Just as R2P would provide international legal authority to intervene and prevent HR abuses with military force, rules for the use of force (“RUF”) generally provide legal authority for military commanders to intervene with force, up to and including deadly force, as a last resort to prevent an unlawful killing or serious bodily harm. However, having such legal authority does not necessarily make it more likely that such authority will be exercised. To the contrary, because a gun doesn’t have to be fired to “influence the debate,” simply having a weapon and the clear authority to use it may actually decrease the likelihood that a round has to be fired to prevent or minimize harm. Ultimately, this article argues for an extremely gradual transition in both micro and macro contexts from externally-enforced to internally-embraced efforts to preserve progress and prevent backsliding into an environment that permits HR violations.

Infiltrating American Intelligence-Difficulties Inherent in the Congressional Oversight of Intelligence and the Joint Committee Model

Patrick J. Donaldson, American University, Washington College of Law

American Intelligence Journal (2010)

The structure of intelligence oversight has been debated recently as the need is seen to grow.
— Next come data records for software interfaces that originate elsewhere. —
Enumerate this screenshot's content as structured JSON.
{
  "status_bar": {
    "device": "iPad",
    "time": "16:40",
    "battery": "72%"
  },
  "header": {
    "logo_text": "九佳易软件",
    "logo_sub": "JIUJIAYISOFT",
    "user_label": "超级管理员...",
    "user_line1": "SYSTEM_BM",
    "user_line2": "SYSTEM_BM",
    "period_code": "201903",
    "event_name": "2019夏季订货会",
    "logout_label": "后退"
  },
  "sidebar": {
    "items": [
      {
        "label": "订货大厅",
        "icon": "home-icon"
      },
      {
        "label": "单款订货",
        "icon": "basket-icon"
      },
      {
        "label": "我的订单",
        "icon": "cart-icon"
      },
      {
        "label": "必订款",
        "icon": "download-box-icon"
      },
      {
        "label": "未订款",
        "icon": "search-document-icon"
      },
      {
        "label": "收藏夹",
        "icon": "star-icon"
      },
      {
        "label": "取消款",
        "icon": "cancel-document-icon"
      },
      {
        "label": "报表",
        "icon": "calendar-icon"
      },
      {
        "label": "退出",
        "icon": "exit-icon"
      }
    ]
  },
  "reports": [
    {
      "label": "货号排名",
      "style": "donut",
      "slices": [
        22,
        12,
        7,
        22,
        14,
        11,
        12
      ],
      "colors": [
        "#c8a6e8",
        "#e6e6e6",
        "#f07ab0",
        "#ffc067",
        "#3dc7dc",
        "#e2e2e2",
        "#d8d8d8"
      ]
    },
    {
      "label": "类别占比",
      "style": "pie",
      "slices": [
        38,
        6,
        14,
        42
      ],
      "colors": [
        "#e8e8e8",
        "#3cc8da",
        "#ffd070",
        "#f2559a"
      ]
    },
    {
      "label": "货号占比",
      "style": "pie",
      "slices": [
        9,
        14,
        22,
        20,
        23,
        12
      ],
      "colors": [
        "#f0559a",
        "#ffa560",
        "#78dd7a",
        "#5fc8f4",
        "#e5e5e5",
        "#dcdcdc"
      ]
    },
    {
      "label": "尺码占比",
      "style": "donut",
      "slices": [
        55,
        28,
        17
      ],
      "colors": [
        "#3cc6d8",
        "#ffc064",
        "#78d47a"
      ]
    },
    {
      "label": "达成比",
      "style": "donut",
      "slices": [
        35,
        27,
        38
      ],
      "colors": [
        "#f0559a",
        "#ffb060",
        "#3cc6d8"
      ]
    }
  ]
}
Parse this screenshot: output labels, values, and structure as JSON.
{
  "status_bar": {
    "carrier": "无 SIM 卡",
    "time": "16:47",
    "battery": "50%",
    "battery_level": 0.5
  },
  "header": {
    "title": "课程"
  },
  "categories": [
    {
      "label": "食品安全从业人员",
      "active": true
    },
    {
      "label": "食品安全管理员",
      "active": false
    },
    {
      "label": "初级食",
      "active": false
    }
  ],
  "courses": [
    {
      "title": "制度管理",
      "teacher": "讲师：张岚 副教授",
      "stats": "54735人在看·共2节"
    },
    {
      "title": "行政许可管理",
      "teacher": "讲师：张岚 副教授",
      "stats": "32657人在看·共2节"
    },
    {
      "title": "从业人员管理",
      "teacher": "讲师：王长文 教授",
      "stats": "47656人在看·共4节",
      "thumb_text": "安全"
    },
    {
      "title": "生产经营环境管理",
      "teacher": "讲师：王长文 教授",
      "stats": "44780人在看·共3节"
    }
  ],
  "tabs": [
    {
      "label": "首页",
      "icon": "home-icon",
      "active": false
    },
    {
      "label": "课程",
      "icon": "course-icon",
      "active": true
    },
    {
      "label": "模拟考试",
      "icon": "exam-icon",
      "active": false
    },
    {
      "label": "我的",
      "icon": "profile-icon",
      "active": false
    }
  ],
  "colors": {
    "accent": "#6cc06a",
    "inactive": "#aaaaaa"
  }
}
The current structure of intelligence oversight has been rendered ineffective by partisanship and lack of area expertise. Reform of congressional oversight has proven itself necessary. There have been numerous and varied proposals on how to reform the intelligence community in recent years. However, the 9/11 Commission’s use of a single, joint committee like the Joint Committee on Atomic Energy would not function as effectively as similar examples in the past. Regardless, every proposal of the 9/11 Commission has been addressed in some form except reform of oversight, even if not as a joint committee.

Through understanding the need for oversight; current structure and flaws of congressional oversight; and the various proposals to reform oversight, Congress can be an effective safeguard against potential abuses of civil rights, civil liberties and resources in the intelligence community. In this Article, I argue for the necessity of oversight in the intelligence context to prevent serious abuses and the balance between oversight and sensitive information. I then analyze Congress’s power to review and make policy for executive branch intelligence agencies and outline the difficulties facing oversight, including: trying to oversee highly trained secret keepers and the current structure of politics and oversight. This Article then critiques proposed solutions to effective oversight reform. In the face of reform proposals, such as the 9/11 Commission’s mandate for a joint committee similar to the Joint Committee on Atomic Energy used from the 1940s through the 1970s, this Article responds, not by changing the committee structure, but by consolidating jurisdiction into the existing intelligence committees and making service on those committees a desirable post. Additionally, it asserts the Government Accountability Office should have audit authority over the intelligence community, as has been debated in Congressional hearings recently.